1 1/2 ounces gin
3/4 ounce simple syrup
1/2 ounce lemon juice
Approximately 3 ounces Champagne
Combine the gin, simple syrup and lemon juice in a cocktail shaker with ice and shake. Strain into a champagne flute and top with Champagne.
A review from Gay List Daily Staff, National Edition, December 6, 2013
We must be seriously dehydrated.
Because we’re always thirsty. Not for water, but vodka sodas. Or just a simple pineapple-agave-basil margarita shaken in a fresh coconut served flaming for elegant notes of roasted chestnut.
That’s why we love Happy Hour. So many new drinks to explore, always at a discount.
But nothing is less expensive than creating the Happy Hour experience at home. And in 12 Happy Hours, the latest book from J.K. O’Hanlon (of 3 Ingredient Cocktails fame), the author guides us through a year’s worth of DIY cocktail parties based on seasonal ingredients and holidays.
For each month, she presents a trio of appetizer recipes, as well as three easy-to-mix cocktails that will thrill every guest. Or just yourself if it’s a Happy Hour of One kind of day.
There are also tips on entertaining so that the party can be stress-free for everyone.
We’ll drink to that!
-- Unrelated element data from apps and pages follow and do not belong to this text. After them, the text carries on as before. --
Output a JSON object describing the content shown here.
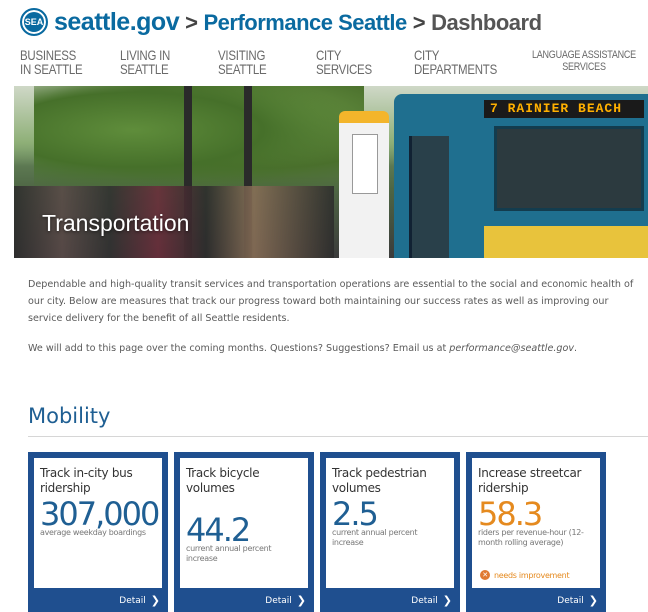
{
  "header": {
    "site": "seattle.gov",
    "separator": ">",
    "section": "Performance Seattle",
    "page": "Dashboard",
    "logo_text": "SEA"
  },
  "nav": {
    "items": [
      {
        "line1": "Business",
        "line2": "in Seattle"
      },
      {
        "line1": "Living in",
        "line2": "Seattle"
      },
      {
        "line1": "Visiting",
        "line2": "Seattle"
      },
      {
        "line1": "City",
        "line2": "Services"
      },
      {
        "line1": "City",
        "line2": "Departments"
      },
      {
        "line1": "Language Assistance",
        "line2": "Services"
      }
    ]
  },
  "hero": {
    "title": "Transportation",
    "bus_sign": "7  RAINIER BEACH"
  },
  "intro": {
    "paragraph1": "Dependable and high-quality transit services and transportation operations are essential to the social and economic health of our city. Below are measures that track our progress toward both maintaining our success rates as well as improving our service delivery for the benefit of all Seattle residents.",
    "paragraph2_prefix": "We will add to this page over the coming months. Questions? Suggestions? Email us at ",
    "email": "performance@seattle.gov",
    "paragraph2_suffix": "."
  },
  "section": {
    "title": "Mobility"
  },
  "cards": [
    {
      "title": "Track in-city bus ridership",
      "value": "307,000",
      "desc": "average weekday boardings",
      "footer": "Detail"
    },
    {
      "title": "Track bicycle volumes",
      "value": "44.2",
      "desc": "current annual percent increase",
      "footer": "Detail"
    },
    {
      "title": "Track pedestrian volumes",
      "value": "2.5",
      "desc": "current annual percent increase",
      "footer": "Detail"
    },
    {
      "title": "Increase streetcar ridership",
      "value": "58.3",
      "desc": "riders per revenue-hour (12-month rolling average)",
      "status": "needs improvement",
      "footer": "Detail"
    }
  ],
  "colors": {
    "brand_blue": "#0a6aa0",
    "card_border": "#1f4f8f",
    "value_blue": "#1f5f93",
    "value_orange": "#e58a1f"
  }
}
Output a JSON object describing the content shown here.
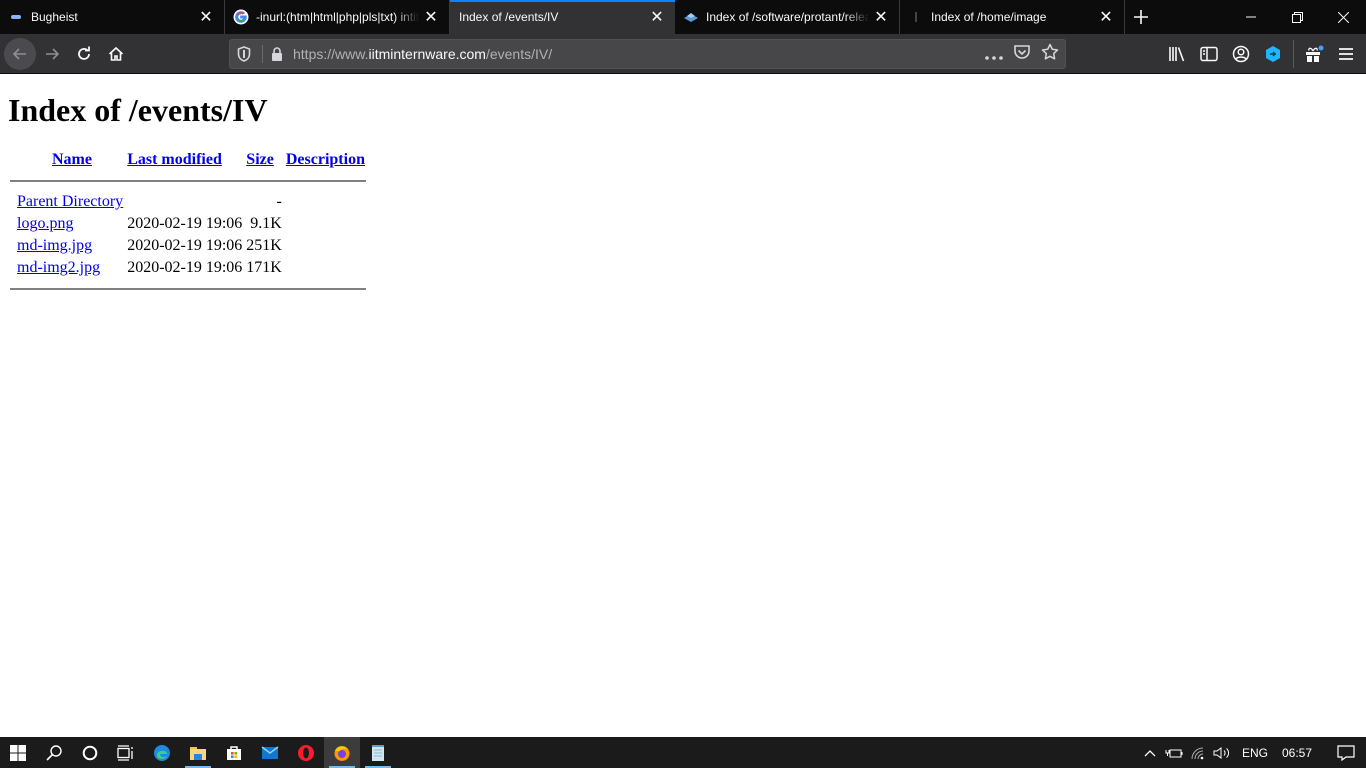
{
  "browser": {
    "tabs": [
      {
        "title": "Bugheist",
        "favicon": "bugheist-icon",
        "active": false
      },
      {
        "title": "-inurl:(htm|html|php|pls|txt) intitle:index.of",
        "favicon": "google-icon",
        "active": false
      },
      {
        "title": "Index of /events/IV",
        "favicon": "none",
        "active": true
      },
      {
        "title": "Index of /software/protant/releases",
        "favicon": "disk-icon",
        "active": false
      },
      {
        "title": "Index of /home/image",
        "favicon": "generic-icon",
        "active": false
      }
    ],
    "new_tab_label": "+",
    "url": {
      "scheme": "https://www.",
      "host": "iitminternware.com",
      "path": "/events/IV/"
    },
    "colors": {
      "accent": "#0a84ff",
      "tabstrip": "#0c0c0d",
      "toolbar": "#323234"
    }
  },
  "page": {
    "title": "Index of /events/IV",
    "columns": {
      "name": "Name",
      "last_modified": "Last modified",
      "size": "Size",
      "description": "Description"
    },
    "parent": {
      "name": "Parent Directory",
      "modified": "",
      "size": "-",
      "description": ""
    },
    "rows": [
      {
        "name": "logo.png",
        "modified": "2020-02-19 19:06",
        "size": "9.1K",
        "description": ""
      },
      {
        "name": "md-img.jpg",
        "modified": "2020-02-19 19:06",
        "size": "251K",
        "description": ""
      },
      {
        "name": "md-img2.jpg",
        "modified": "2020-02-19 19:06",
        "size": "171K",
        "description": ""
      }
    ]
  },
  "taskbar": {
    "apps": [
      "start",
      "search",
      "cortana",
      "task-view",
      "edge",
      "file-explorer",
      "store",
      "mail",
      "opera",
      "firefox",
      "notepad"
    ],
    "tray": {
      "language": "ENG",
      "time": "06:57"
    }
  }
}
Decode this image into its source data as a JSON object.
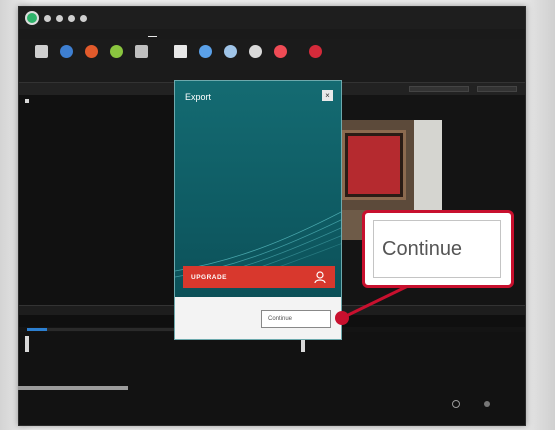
{
  "window": {
    "title": "",
    "right_label": ""
  },
  "menu": {
    "tabs": [
      "",
      "",
      "",
      "",
      "",
      "",
      "",
      ""
    ],
    "active_index": 5
  },
  "ribbon": {
    "buttons": [
      {
        "icon": "computer-icon",
        "color": "#cfcfcf"
      },
      {
        "icon": "globe-icon",
        "color": "#3e7fd1"
      },
      {
        "icon": "apple-icon",
        "color": "#e25a2b"
      },
      {
        "icon": "android-icon",
        "color": "#8ac53f"
      },
      {
        "icon": "device-icon",
        "color": "#bfbfbf"
      },
      {
        "icon": "tv-icon",
        "color": "#e8e8e8"
      },
      {
        "icon": "cloud-icon",
        "color": "#5aa0e8"
      },
      {
        "icon": "disc-icon",
        "color": "#9fc4e8"
      },
      {
        "icon": "eye-icon",
        "color": "#d9d9d9"
      },
      {
        "icon": "share-icon",
        "color": "#ef4b55"
      },
      {
        "icon": "record-icon",
        "color": "#d42a3a"
      }
    ]
  },
  "export_dialog": {
    "title": "Export",
    "close_label": "×",
    "upgrade_label": "UPGRADE",
    "footer_text": "",
    "continue_label": "Continue"
  },
  "callout": {
    "continue_label": "Continue",
    "accent": "#c8102e"
  },
  "timeline": {
    "progress": 0.12
  },
  "colors": {
    "dialog_teal": "#146b72",
    "upgrade_red": "#d8382d",
    "background": "#141414"
  }
}
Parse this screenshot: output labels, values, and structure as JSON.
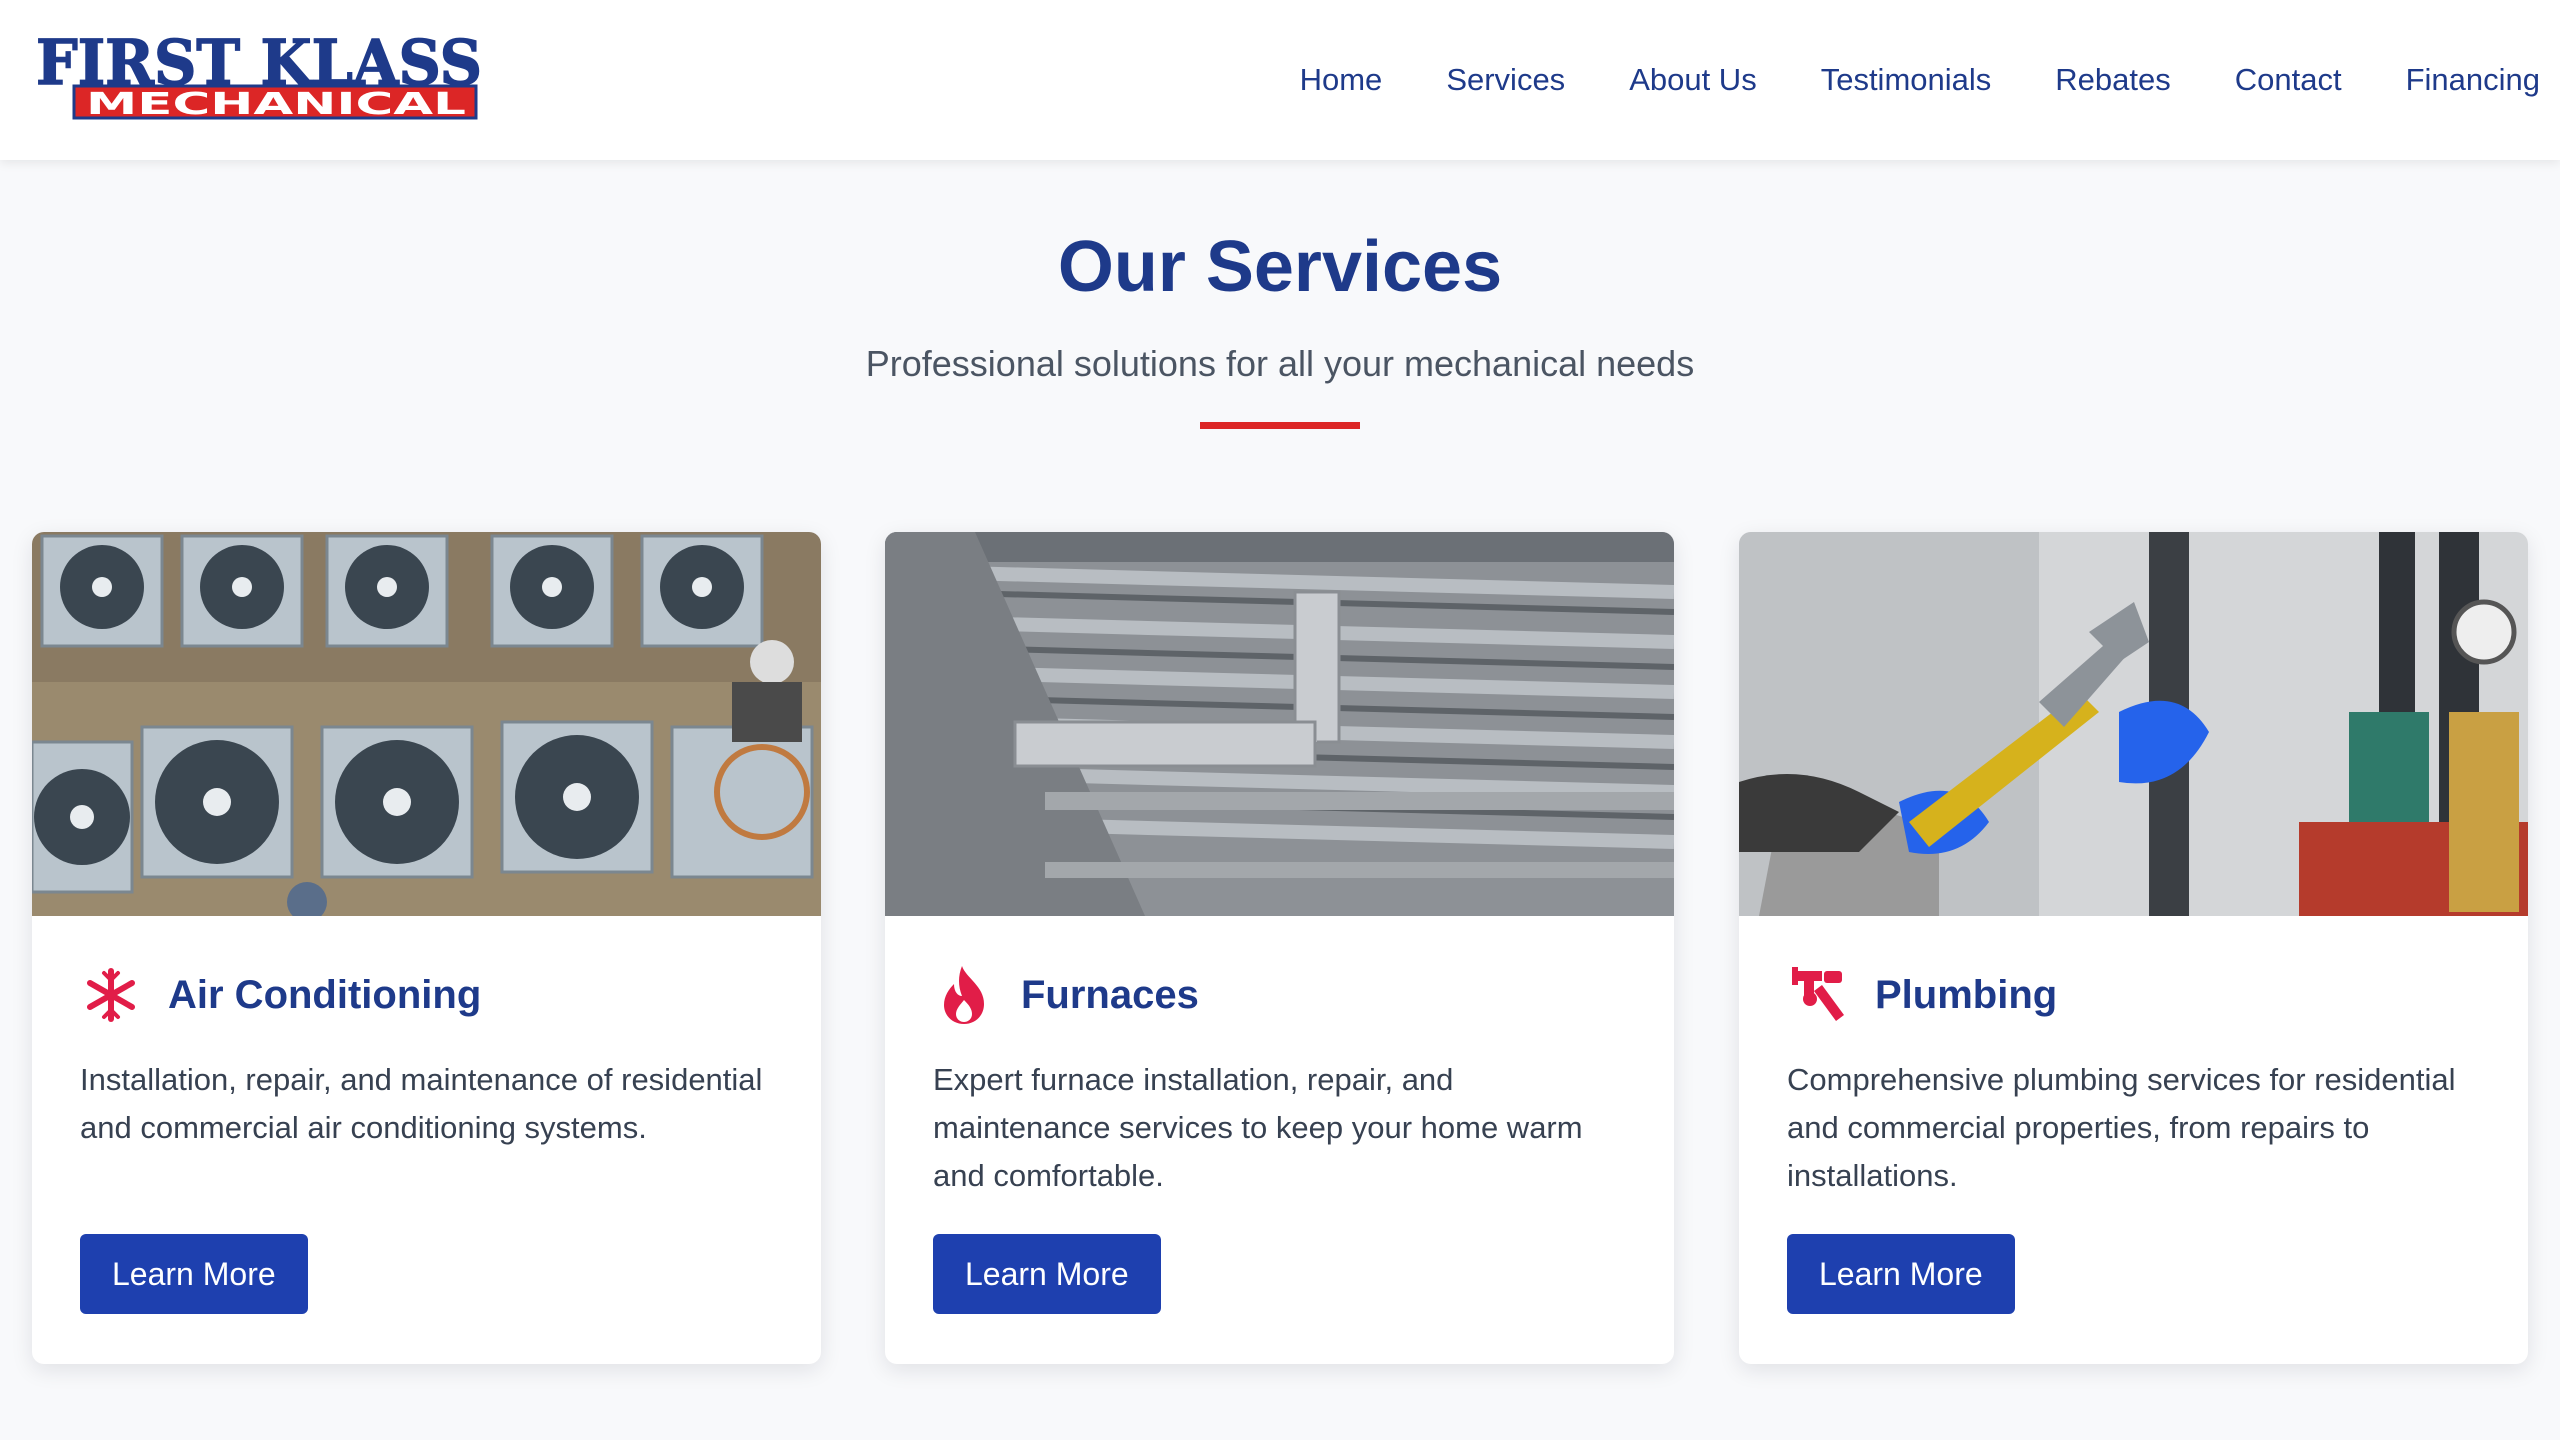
{
  "brand": {
    "logo_line1": "FIRST KLASS",
    "logo_line2": "MECHANICAL",
    "primary_color": "#1e3a8a",
    "accent_color": "#dc2626"
  },
  "nav": {
    "items": [
      {
        "label": "Home"
      },
      {
        "label": "Services"
      },
      {
        "label": "About Us"
      },
      {
        "label": "Testimonials"
      },
      {
        "label": "Rebates"
      },
      {
        "label": "Contact"
      },
      {
        "label": "Financing"
      }
    ]
  },
  "section": {
    "title": "Our Services",
    "subtitle": "Professional solutions for all your mechanical needs"
  },
  "cards": [
    {
      "icon": "snowflake-icon",
      "title": "Air Conditioning",
      "description": "Installation, repair, and maintenance of residential and commercial air conditioning systems.",
      "button": "Learn More"
    },
    {
      "icon": "flame-icon",
      "title": "Furnaces",
      "description": "Expert furnace installation, repair, and maintenance services to keep your home warm and comfortable.",
      "button": "Learn More"
    },
    {
      "icon": "wrench-pipe-icon",
      "title": "Plumbing",
      "description": "Comprehensive plumbing services for residential and commercial properties, from repairs to installations.",
      "button": "Learn More"
    }
  ]
}
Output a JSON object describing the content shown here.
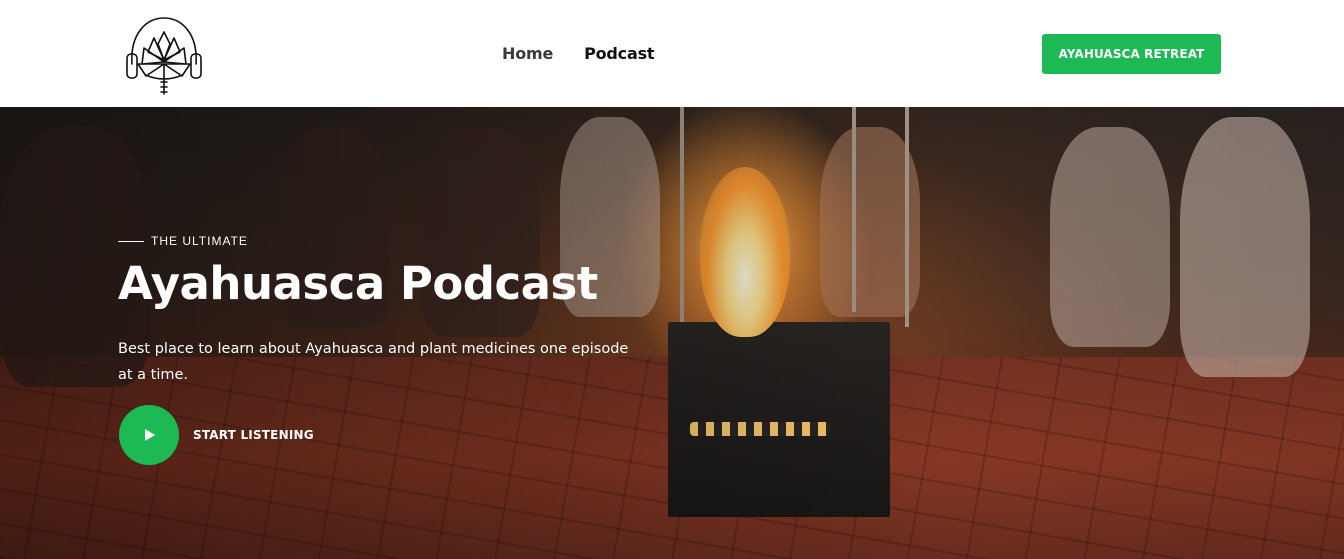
{
  "header": {
    "logo": {
      "icon": "lotus-headphones-logo-icon"
    },
    "nav": [
      {
        "label": "Home"
      },
      {
        "label": "Podcast"
      }
    ],
    "cta_label": "AYAHUASCA RETREAT"
  },
  "hero": {
    "eyebrow": "THE ULTIMATE",
    "title": "Ayahuasca Podcast",
    "description": "Best place to learn about Ayahuasca and plant medicines one episode at a time.",
    "listen_label": "START LISTENING",
    "play_icon": "play-icon",
    "background_image": "people-sitting-around-fire-pit-at-night"
  },
  "colors": {
    "accent": "#1db954",
    "header_bg": "#ffffff",
    "nav_text": "#111111",
    "hero_text": "#ffffff"
  }
}
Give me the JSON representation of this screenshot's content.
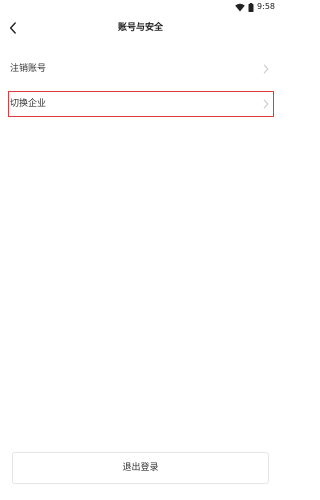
{
  "status_bar": {
    "time": "9:58",
    "wifi_icon": "wifi-icon",
    "battery_icon": "battery-icon"
  },
  "header": {
    "title": "账号与安全",
    "back_icon": "chevron-left-icon"
  },
  "menu": {
    "items": [
      {
        "label": "注销账号",
        "icon": "chevron-right-icon"
      },
      {
        "label": "切换企业",
        "icon": "chevron-right-icon",
        "highlighted": true
      }
    ]
  },
  "footer": {
    "logout_label": "退出登录"
  },
  "colors": {
    "highlight": "#e23a3a",
    "text": "#333333",
    "chevron": "#c8c8c8",
    "button_border": "#e5e5e5"
  }
}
Then again, we’ll drink to just about anything.
12 Happy Hours by J.K. O’Hanlon, $5.99 (Kindle), $10.31 (Paperback)